#### [TRY IT]
Check each line of the material. Copy those containing "description".

#### [LISTED ENTRIES]
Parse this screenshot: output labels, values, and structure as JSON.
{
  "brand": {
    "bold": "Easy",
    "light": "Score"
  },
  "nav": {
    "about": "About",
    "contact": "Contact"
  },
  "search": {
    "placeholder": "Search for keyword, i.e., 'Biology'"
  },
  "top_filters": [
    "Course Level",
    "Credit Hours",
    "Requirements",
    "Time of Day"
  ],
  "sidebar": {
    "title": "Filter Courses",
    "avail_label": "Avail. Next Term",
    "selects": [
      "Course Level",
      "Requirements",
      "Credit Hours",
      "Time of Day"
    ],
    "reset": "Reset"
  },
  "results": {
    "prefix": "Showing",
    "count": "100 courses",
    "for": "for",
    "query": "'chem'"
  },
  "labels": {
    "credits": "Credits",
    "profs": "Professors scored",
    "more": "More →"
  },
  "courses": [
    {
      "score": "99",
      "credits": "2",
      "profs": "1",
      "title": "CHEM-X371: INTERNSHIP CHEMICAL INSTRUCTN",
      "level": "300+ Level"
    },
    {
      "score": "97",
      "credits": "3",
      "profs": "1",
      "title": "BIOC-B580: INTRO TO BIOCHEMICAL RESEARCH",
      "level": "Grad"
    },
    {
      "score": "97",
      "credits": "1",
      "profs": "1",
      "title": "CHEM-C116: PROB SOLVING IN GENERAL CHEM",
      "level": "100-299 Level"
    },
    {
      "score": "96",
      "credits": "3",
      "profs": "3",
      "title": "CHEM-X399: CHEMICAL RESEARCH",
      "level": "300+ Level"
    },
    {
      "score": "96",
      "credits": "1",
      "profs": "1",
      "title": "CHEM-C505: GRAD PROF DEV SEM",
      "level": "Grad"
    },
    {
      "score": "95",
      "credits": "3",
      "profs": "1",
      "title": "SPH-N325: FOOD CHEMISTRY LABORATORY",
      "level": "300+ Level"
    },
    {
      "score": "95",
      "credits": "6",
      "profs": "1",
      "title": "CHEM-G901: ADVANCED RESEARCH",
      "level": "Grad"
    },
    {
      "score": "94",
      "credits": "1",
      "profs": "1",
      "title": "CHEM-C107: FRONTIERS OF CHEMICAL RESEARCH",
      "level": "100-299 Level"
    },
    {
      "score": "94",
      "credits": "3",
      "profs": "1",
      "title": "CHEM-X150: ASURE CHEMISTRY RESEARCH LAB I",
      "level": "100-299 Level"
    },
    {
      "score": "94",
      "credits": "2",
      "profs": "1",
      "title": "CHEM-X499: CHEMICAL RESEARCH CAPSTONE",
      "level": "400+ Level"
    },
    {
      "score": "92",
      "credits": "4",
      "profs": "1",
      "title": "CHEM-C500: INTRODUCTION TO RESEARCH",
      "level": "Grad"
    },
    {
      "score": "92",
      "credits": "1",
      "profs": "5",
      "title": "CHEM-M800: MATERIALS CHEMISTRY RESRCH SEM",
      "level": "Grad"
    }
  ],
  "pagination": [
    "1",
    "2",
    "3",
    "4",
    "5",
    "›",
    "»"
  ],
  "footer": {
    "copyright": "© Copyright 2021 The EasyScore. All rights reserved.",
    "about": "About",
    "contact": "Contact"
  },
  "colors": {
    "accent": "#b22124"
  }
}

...

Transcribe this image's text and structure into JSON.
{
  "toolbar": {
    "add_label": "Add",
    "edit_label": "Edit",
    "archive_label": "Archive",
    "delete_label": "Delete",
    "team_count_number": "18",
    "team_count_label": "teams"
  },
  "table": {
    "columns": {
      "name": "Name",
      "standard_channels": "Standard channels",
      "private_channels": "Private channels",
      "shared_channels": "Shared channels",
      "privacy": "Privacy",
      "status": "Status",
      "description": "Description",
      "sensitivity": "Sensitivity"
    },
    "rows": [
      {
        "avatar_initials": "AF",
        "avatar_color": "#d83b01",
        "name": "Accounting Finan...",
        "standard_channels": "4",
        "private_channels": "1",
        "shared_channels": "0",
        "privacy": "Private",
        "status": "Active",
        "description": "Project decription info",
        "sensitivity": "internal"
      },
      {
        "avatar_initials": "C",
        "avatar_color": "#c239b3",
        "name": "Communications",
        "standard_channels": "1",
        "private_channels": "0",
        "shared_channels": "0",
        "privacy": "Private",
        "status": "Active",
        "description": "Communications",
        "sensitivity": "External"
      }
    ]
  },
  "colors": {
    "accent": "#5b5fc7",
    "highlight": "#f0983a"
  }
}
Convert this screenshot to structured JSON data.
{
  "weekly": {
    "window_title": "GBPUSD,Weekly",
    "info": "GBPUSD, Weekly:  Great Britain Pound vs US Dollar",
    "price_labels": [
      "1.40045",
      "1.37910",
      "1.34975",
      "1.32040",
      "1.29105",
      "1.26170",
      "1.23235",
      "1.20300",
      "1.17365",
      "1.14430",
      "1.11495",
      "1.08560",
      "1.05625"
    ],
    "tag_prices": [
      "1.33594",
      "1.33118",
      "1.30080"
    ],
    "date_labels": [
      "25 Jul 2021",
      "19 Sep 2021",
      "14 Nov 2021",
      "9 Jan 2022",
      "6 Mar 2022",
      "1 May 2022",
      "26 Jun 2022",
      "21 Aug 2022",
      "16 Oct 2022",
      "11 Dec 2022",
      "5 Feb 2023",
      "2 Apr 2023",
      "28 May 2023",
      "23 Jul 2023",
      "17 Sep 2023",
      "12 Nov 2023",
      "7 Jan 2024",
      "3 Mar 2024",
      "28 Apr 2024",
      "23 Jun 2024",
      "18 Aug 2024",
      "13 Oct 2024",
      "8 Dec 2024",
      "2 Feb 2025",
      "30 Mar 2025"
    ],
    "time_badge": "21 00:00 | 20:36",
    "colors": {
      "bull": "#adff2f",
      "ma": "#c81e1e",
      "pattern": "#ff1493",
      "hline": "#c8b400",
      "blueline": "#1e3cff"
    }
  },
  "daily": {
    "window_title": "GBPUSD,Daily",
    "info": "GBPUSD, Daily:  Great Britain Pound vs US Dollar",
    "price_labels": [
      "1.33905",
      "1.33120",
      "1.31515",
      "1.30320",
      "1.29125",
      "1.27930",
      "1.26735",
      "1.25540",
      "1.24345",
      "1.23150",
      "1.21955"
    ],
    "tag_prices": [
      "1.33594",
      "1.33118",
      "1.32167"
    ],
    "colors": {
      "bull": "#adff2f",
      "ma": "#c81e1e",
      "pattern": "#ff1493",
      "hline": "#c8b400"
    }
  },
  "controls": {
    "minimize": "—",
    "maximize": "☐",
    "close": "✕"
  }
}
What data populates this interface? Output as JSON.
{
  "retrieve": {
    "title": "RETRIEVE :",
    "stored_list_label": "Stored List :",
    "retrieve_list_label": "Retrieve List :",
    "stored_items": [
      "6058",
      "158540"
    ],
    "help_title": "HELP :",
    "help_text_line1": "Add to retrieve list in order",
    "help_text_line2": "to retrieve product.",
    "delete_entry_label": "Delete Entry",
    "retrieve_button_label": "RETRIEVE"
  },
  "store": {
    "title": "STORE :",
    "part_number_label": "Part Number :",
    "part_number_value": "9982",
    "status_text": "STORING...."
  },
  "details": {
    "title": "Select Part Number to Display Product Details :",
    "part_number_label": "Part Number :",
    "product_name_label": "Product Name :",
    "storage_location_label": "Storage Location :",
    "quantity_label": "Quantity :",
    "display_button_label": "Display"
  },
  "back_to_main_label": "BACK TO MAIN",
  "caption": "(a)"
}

#### [EXERCISE RESPONSE]
      "description": "Description",
        "description": "Project decription info",
        "description": "Communications",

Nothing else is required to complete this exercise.